After the usual Summer break, MotoGP riders were back on track for this year’s edition of the Czech Grand Prix, at Brno. As expected, the race was filed with fantastic moments, but in the end it was all about Ducati stepping up to the top of the podium.
It took nearly five months for Andrea Dovizioso (Ducati Factory) to be a race winner again, after he won in Qatar the first race of the MotoGP season. The Italian showed what he was capable of during qualifying when he secured pole position for the Czech GP, in front of Valentino Rossi (Movistar Yamaha), with Marc Marquez (Repsol Honda) also managing a front row start on his 100th GP.
In race start it was all about Rossi, with the veteran Yamaha rider making the best start off the line and moving to the front of the pack, closely followed by Dovizioso, Marquez and also Jorge Lorenzo on the second Ducati. But the leading group was big, so position changes happened almost on every corner, and it wasn’t long until Rossi was passed by Dovizioso.

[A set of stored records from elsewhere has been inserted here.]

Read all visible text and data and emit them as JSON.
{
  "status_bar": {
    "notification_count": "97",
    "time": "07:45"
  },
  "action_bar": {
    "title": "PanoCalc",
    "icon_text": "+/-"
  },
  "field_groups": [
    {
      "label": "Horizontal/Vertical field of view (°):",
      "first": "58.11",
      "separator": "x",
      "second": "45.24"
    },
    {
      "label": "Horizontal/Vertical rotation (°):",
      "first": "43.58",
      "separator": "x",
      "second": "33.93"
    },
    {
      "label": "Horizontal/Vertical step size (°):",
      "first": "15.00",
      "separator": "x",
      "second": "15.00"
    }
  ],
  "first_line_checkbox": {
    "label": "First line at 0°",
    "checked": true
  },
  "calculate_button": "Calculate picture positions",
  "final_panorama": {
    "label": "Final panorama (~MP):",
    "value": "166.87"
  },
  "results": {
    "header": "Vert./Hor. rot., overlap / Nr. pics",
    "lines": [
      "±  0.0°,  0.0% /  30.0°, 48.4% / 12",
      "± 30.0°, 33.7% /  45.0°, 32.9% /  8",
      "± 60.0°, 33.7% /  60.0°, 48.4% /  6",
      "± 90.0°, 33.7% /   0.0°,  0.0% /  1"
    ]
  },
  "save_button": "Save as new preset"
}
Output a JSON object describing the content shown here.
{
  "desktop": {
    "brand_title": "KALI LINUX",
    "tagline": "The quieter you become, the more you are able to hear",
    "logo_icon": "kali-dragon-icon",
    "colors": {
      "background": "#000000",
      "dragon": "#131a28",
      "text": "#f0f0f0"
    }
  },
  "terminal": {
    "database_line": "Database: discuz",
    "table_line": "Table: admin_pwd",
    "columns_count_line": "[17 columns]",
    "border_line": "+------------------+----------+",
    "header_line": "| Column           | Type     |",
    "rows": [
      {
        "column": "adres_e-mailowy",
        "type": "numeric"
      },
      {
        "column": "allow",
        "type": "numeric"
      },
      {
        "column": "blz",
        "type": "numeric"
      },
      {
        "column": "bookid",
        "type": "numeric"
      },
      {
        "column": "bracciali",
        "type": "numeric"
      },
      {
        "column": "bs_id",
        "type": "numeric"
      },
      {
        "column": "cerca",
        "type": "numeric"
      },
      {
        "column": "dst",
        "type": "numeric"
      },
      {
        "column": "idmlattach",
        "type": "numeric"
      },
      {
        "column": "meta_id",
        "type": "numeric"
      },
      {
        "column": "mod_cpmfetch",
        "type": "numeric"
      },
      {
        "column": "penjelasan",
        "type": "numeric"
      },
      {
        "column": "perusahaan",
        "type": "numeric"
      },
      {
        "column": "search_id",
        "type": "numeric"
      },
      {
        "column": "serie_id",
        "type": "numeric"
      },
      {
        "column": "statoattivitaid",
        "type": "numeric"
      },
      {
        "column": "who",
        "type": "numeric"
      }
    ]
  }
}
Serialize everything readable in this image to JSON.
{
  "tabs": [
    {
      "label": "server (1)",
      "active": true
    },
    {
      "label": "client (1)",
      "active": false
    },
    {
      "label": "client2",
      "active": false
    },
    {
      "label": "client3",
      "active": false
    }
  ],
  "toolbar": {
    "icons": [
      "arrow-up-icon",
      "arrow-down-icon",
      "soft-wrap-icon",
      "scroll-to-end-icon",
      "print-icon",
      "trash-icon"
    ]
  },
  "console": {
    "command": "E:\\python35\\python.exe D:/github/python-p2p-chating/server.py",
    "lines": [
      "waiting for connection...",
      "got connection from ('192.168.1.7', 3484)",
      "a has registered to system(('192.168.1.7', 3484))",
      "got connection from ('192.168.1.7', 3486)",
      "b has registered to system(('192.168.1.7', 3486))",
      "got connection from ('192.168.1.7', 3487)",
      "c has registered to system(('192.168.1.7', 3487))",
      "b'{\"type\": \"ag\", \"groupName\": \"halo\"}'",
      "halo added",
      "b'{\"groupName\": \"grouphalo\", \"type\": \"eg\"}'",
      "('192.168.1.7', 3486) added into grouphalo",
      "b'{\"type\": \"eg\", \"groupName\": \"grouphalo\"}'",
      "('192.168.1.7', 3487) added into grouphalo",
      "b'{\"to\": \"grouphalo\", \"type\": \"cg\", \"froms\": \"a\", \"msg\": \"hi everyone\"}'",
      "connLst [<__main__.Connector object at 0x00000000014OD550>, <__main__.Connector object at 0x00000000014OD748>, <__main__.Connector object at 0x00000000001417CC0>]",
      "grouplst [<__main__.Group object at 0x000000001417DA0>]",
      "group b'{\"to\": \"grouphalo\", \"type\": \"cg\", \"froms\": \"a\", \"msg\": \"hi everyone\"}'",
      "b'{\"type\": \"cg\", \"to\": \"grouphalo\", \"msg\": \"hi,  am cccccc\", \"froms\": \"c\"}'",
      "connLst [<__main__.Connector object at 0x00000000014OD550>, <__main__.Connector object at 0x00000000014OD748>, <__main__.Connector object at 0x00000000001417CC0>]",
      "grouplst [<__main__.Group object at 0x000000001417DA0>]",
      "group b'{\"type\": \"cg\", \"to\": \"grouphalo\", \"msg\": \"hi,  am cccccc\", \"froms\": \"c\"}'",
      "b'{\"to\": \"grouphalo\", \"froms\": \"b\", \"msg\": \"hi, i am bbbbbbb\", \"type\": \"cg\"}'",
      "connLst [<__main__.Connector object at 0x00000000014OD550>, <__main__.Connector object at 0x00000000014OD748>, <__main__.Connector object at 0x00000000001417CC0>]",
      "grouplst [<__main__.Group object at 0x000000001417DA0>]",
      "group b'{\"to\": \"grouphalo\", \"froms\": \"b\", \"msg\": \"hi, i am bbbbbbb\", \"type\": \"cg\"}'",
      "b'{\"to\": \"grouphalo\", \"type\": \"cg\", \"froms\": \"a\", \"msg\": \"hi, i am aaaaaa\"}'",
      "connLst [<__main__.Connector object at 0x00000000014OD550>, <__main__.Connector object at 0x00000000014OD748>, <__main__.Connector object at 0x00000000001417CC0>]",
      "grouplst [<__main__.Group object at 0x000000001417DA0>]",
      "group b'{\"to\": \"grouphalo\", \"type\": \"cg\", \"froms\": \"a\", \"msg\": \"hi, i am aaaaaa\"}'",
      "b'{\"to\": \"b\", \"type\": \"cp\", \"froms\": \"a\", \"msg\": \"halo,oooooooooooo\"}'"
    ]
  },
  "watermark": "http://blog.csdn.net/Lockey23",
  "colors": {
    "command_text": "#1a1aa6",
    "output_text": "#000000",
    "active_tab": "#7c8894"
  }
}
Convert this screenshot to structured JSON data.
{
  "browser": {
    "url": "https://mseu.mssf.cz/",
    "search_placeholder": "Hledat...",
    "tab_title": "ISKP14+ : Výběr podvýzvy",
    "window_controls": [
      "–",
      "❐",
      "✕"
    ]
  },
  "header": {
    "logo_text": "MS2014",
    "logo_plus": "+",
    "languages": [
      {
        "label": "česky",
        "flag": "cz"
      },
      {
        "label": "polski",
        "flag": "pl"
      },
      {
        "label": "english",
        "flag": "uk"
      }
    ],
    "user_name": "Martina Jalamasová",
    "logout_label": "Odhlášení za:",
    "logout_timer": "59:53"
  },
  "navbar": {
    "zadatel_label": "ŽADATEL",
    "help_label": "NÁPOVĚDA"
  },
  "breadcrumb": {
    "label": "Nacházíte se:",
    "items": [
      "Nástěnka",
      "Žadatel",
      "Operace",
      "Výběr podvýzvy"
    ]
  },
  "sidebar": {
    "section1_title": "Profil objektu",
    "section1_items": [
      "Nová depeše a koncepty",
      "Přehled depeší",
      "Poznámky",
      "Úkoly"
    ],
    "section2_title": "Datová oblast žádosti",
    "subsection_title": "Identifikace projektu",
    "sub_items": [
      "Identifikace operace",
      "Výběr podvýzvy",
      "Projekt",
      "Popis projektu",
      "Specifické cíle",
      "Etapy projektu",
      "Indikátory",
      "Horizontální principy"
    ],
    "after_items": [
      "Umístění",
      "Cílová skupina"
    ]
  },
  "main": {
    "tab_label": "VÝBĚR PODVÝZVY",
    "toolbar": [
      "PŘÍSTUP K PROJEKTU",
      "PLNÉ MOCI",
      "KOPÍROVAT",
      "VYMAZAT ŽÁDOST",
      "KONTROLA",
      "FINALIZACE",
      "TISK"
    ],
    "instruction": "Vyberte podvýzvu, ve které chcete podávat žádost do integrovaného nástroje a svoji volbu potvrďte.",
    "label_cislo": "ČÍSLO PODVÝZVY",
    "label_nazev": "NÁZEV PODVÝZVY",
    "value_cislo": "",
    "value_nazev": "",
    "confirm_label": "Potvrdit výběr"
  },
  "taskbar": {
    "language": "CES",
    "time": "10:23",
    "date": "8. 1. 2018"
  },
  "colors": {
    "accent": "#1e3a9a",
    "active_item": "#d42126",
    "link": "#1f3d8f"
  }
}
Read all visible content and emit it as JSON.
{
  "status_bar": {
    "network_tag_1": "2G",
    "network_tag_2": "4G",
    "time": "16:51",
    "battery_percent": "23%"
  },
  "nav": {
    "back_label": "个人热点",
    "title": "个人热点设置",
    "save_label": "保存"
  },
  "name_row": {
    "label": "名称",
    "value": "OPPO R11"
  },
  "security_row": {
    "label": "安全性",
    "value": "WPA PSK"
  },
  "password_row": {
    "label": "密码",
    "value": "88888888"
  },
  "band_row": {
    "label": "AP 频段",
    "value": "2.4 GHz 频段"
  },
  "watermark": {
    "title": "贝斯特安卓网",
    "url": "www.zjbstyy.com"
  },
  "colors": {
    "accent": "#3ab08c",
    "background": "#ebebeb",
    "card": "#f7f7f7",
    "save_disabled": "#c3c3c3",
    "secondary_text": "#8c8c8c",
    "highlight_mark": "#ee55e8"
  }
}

Marquez did the same thing and moved up to second, and Cal Crutchlow (LCR Honda) took the opportunity to move up to third at Rossi’s expenses. The Yamaha rider then started to suffer with front end tyre grip – he was the only rider of the front riders to choose soft front compound – and settled behind Crutchlow with the two fighting for fourth position, because by then Lorenzo was already at the front pushing for the victory with Dovizioso and Marquez.
Lorenzo first passed Marquez on a bold move, and soon after he tried to pass his teammate, but Dovizioso didn’t lose his temper and hold on to the lead. Marquez wasn’t happy with third, and attacked Lorenzo’s second spot. That move, on the final lap, only worked for a couple of corners, with Lorenzo getting back second place from Marquez, but by then Dovizioso was already far away for the Spanish rider to make a move on him, and so Ducati secured a perfect 1-2 finish, with Dovizioso in front of Lorenzo, and Marc Marquez finished in third on his 100th GP in MotoGP.
As for Hafizh Syahrin (Monster Yamaha Tech3), the Malaysian had a really good start of race in Brno, making up on a few grid positions. Battling with Franco Morbidelli for the honor of “Best Rookie” in MotoGP, Syahrin showed a great pace until the middle of the race, when his rear tyre started to wear out faster than expected, and the Monster Yamaha Tech3 rider had to settle for 14th place, saving two precious points for the championship.
Hafizh Syahrin will be present today at the Brno test session, and hopefully will get some new setup for his M1 bike that will make him ever more competitive in the next rounds, starting with Austria, in just 6 days.
MotoGP standings now see Marc Marquez with a bigger advantage in the championship with a total of 181 points, while Valentino Rossi is still second with 132, and Andrea Dovizioso moves up to third with 113 points. Hafizh Syahrin is still the best rookie in 16th position.
In Moto2 the Czech GP was the moment of change in leadership, with Portuguese rising star Miguel Oliveira (Red Bull KTM Ajo) not only securing the second win of the season, but also climbing up to the championship lead with a two-point advantage over Francesco Bagnaia (Sky Team VR46).
Miguel Oliveira successfully fended off the final attack of pole sitter Luca Marini (Sky Team VR46) on the final corners, and with better drive to the finish line, the KTM rider secured a hard fought win over Marini, and with Bagnaia only managing third final position, the two swapped places in the championship standings.
In Moto3, Fabio Di Giannantonio (Del Conca Gresini Moto3) produced a perfect ride to secure his first Grand Prix win at the Czech GP in a race that saw a lead battle of 22 riders at one point, with the Italian beating Aron Canet (Estrella Galicia 0,0) to the line as the Spaniard finished second, with pole man and home hero Jakub Kornfeil (Redox PrustelGP) claiming a fantastic podium in third.
As for the championship fight, Marco Bezzecchi is still in the lead with 133 points, but Jorge Martin follows with 130 points.